Located in the highlands of northern Guatemala, Huehuetenango is the highest and driest coffee cultivation region in the country. The region's warm, dry winds provide protection from frost, allowing growers to cultivate coffee at high elevations.
Huehuetenango Guatemalan coffee beans are known for their fine acidity, full-body and wine-like notes. Guatemalan Huehuetenango coffee beans can often have a tempting buttery and sweet floral aroma. This light roast coffee works best if you’re looking for a fruity brightness in your coffee whereas dark roast coffee will give you a more bitter taste of chocolate.
Cobán is a small city and region in north-central Guatemala. The Cobán region has a unique climate to other Guatamala coffee regions as it benefits from a misty and a rainy season rather than a dry and a rainy season. The name Cobán comes from the Maya Keckchi word meaning “place of clouds.

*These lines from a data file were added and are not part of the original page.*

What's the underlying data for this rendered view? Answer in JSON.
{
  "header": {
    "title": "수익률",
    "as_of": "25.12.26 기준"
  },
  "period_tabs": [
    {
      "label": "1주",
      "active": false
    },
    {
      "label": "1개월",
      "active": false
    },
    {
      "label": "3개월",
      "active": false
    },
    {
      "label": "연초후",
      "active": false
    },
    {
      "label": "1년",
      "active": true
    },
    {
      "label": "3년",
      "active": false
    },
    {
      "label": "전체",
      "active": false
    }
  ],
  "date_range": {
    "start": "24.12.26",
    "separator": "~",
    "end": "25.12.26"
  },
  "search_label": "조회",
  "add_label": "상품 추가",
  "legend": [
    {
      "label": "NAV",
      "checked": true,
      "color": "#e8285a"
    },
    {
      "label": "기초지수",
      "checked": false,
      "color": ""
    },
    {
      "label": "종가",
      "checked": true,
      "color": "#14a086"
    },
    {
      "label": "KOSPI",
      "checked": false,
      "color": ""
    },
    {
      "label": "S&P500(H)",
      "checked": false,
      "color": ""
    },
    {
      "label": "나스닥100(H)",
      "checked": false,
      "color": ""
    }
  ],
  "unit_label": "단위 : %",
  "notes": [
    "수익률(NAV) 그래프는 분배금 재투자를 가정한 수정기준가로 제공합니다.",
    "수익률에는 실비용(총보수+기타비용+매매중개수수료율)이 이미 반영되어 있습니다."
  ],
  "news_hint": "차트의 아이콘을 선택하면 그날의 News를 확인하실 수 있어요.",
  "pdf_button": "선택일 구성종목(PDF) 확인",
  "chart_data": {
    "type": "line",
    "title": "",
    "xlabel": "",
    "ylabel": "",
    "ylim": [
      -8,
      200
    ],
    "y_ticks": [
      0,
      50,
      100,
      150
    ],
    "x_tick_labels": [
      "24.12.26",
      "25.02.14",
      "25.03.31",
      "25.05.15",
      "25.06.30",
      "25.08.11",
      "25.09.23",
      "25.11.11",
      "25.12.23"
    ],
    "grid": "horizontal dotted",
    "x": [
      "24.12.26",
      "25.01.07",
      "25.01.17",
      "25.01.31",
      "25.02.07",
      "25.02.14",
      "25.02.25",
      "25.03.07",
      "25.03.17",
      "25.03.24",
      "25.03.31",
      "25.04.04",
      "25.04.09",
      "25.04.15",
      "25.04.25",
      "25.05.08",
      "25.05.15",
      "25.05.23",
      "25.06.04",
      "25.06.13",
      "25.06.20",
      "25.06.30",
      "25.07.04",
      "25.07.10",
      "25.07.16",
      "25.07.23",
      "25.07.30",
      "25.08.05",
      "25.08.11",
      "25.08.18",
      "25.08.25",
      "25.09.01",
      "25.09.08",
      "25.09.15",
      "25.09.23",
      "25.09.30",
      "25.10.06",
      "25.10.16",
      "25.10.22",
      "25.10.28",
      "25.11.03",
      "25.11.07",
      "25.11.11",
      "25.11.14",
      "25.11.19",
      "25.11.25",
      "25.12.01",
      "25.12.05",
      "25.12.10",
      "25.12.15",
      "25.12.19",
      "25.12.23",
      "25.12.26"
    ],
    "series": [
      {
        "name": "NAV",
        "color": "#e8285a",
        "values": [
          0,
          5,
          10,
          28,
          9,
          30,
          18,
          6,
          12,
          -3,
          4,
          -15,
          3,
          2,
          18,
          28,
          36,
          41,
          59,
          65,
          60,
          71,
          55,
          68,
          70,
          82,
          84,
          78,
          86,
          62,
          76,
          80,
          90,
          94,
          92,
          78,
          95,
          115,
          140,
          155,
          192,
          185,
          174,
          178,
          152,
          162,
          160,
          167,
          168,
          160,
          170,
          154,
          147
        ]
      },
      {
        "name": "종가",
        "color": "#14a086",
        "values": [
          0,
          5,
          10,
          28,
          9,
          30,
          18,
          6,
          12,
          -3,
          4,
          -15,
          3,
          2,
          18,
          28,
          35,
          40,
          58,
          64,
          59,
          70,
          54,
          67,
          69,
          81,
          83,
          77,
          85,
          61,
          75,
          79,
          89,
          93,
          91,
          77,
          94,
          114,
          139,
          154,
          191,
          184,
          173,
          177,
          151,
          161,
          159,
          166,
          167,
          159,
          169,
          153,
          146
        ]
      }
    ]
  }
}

This tropical climate is perfect for cultivating coffee beans, providing a slightly lighter and softer coffee due to the Arabica coffee plants exposure to the humid environment. A distinct high grown, Guatemalan coffee bean, Cobán coffee is a respected Guatemalan coffee with an excellent body, rich and spicy flavour with light and fruity acidity.
Atitlán is a volcanic coffee region located in south-west Guatemala. Most Atitlán coffee bean plants are grown on the slopes of the three volcanoes that surround the sdhores of Lake Atitlán. Atitlán’s surrounding volcanoes, rich soil and daily winds that stir the cold Lake Atitlán waters have an important impact on the region’s microclimate, making it the ideal environment for growing coffee.
Atitlán coffee beans are recognised internationally for their sweeter tastes and combinations ofc= chocolate, caramel and fruity undertones. Coffee bean plants and coffee varieties cultivated in the Atitlán region are pleasantly aromatic with bright citrus acidity and full body.